[Homily. Assumption Chapel. Monday, Nov 25, 2019. Based on Lk 21:1-4.]
Yesterday, for the Solemnity of the Feast of Christ the King we were invited to contemplate the Crucified Lord as Christ, our King. The healer who had preached of the Kingdom of God now nailed to a cross is marked by the sign, “Jesus, the King of the Jews” (Lk 23:38). This is Christ the King. But this image of defeat is juxtaposed with startling images from the letter of Paul to the Colossians: “He is the image of the invisible God. For in him was created everything… For in him all the fullness was pleased to dwell, and through him to reconcile all things to him, whether those on earth or those in heaven, making peace by the blood of the cross” (Col 1:15-20).
The juxtaposed images are meaningful – especially in their ironic opposition to each other. I suggest they be considered in deep silence for what they may mean for me in my life. Are they contradictory images? Or complementary? The graphic image of the wounded, bleeding, tortured, defeated, humiliated, naked God-man juxtaposed with the image of the invisible God” (Col. 1:15). The man who “emptied himself … obedient to the point of death, even the death on the cross” (Phil 2:8) juxtaposed with him in whom “the fullness of all things was pleased to dwell” (Col: 1:19), him, through whom “all things were created…in heaven.. and on earth, both visible and invisible” (Col: 1:16); the conflict between God and humanity, the endless enmity between people and other people, the contradiction between unbelievers, false teachers of religion, hypocrites and the Kingdom of God as Jesus had proclaimed it juxtaposed with the image of Jesus through whom all things are reconciled – making peace through the blood of the cross.
It is this image of Christ the King that frames other images that we are invited to contemplate during this last week of the liturgical year: tomorrow the destruction of the temple, (Lk 26:5-11); Wednesday, the persecutions all Christians are to expect (Lk 26:12-19); Thursday, the destruction of Jerusalem (Lk 26:20-28); and Friday, the parable of the fig tree (Lk 26:29-33) urging us to be sensitive to and read the signs of the times. Things come to an end. The world ends. Time ends. Time runs out.
And at the end, Christ is King. At the beginning, Christ is King. Before the beginning, Christ is King. In telling us, “I am the way, the truth and the life,” Christ is King. In telling us, I and the Father are one, Christ is King. In telling us, “Love one another as I have loved you,” Christ is King. In separating the sheep from the goats, Christ is King.

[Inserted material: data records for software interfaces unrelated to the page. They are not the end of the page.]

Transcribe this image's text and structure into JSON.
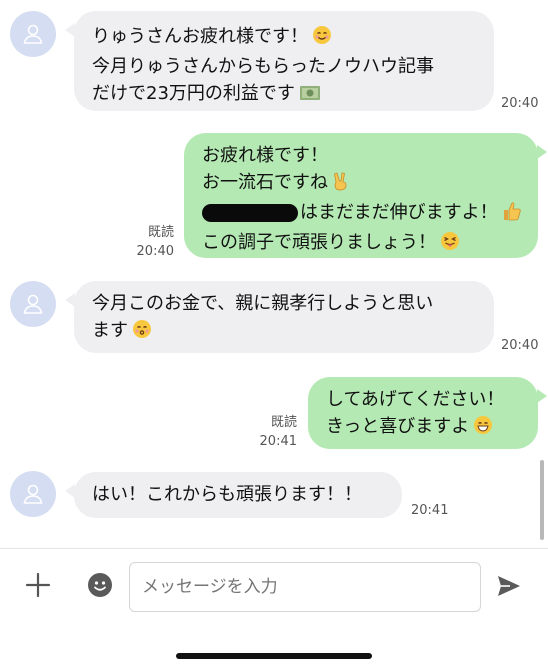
{
  "messages": [
    {
      "side": "incoming",
      "lines": [
        "りゅうさんお疲れ様です！",
        "今月りゅうさんからもらったノウハウ記事",
        "だけで23万円の利益です"
      ],
      "emojis": [
        "smiling-face-emoji",
        "money-emoji"
      ],
      "time": "20:40"
    },
    {
      "side": "outgoing",
      "lines": [
        "お疲れ様です！",
        "お一流石ですね",
        "はまだまだ伸びますよ！",
        "この調子で頑張りましょう！"
      ],
      "emojis": [
        "victory-hand-emoji",
        "thumbs-up-emoji",
        "tongue-wink-emoji"
      ],
      "read": "既読",
      "time": "20:40"
    },
    {
      "side": "incoming",
      "lines": [
        "今月このお金で、親に親孝行しようと思い",
        "ます"
      ],
      "emojis": [
        "kissing-face-emoji"
      ],
      "time": "20:40"
    },
    {
      "side": "outgoing",
      "lines": [
        "してあげてください！",
        "きっと喜びますよ"
      ],
      "emojis": [
        "grinning-face-emoji"
      ],
      "read": "既読",
      "time": "20:41"
    },
    {
      "side": "incoming",
      "lines": [
        "はい！これからも頑張ります！！"
      ],
      "time": "20:41"
    }
  ],
  "input": {
    "placeholder": "メッセージを入力"
  },
  "icons": {
    "add": "plus-icon",
    "sticker": "sticker-icon",
    "send": "send-icon",
    "avatar": "default-avatar-icon"
  },
  "colors": {
    "incoming_bubble": "#efeff2",
    "outgoing_bubble": "#b4e9b3",
    "avatar_bg": "#d5ddf2",
    "icon_gray": "#555555"
  }
}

The image of Christ the King: Christ on the Cross – looking at each of us individually, saying, “You, you I set free,” “You, you I love”, embracing us with his arms nailed to the cross…, breathing life into us, as he expires, lifting us to himself, as he is uplifted and given “a name that is above every name, that at the name of Jesus every knee should bow … and every tongue confess that Jesus Christ is Lord, to the glory of God the Father” (Phil 9:9-11).
If in contemplating the crucified Lord you cannot look into his eyes, and see him looking into your own eyes, and peering into your heart, inviting you to be the you he loves, beg him, as the blind person did last week, “Lord that I may see” (Lk 18:41).
If you do see, with St. Ignatius, you may ask, “If you have done this for me, Lord, what have I done for you? What am I doing for you? What ought I do for you?”
In answering this, the Gospel of today is of tremendous importance. For many of us may answer like the rich man alluded to: “Lord, I have done so much for you! Look at all of my achievements. Look at all of my work! Look at all of my charities. Look at how many people admire me! I thank you Lord that I am not a hypocrite like the rest of these…” The Lord praises the widow in our Gospel: “Truly I tell you that this poor widow has put in more than all; for all these out of their abundance have put in offerings for God, but she out of her poverty put in all the livelihood she had” (Lk 21:3-4).
It is not: I, the rich benefactor. Not I, the King. It is: Christ the King. It is to this King whose power is shown me in defeat and whose love is offered me in humility that I respond in grateful love in the poverty of the widow’s might: Take and receive, O Lord… all that is mine is yours. Give me only your love and your grace. That’s enough for me.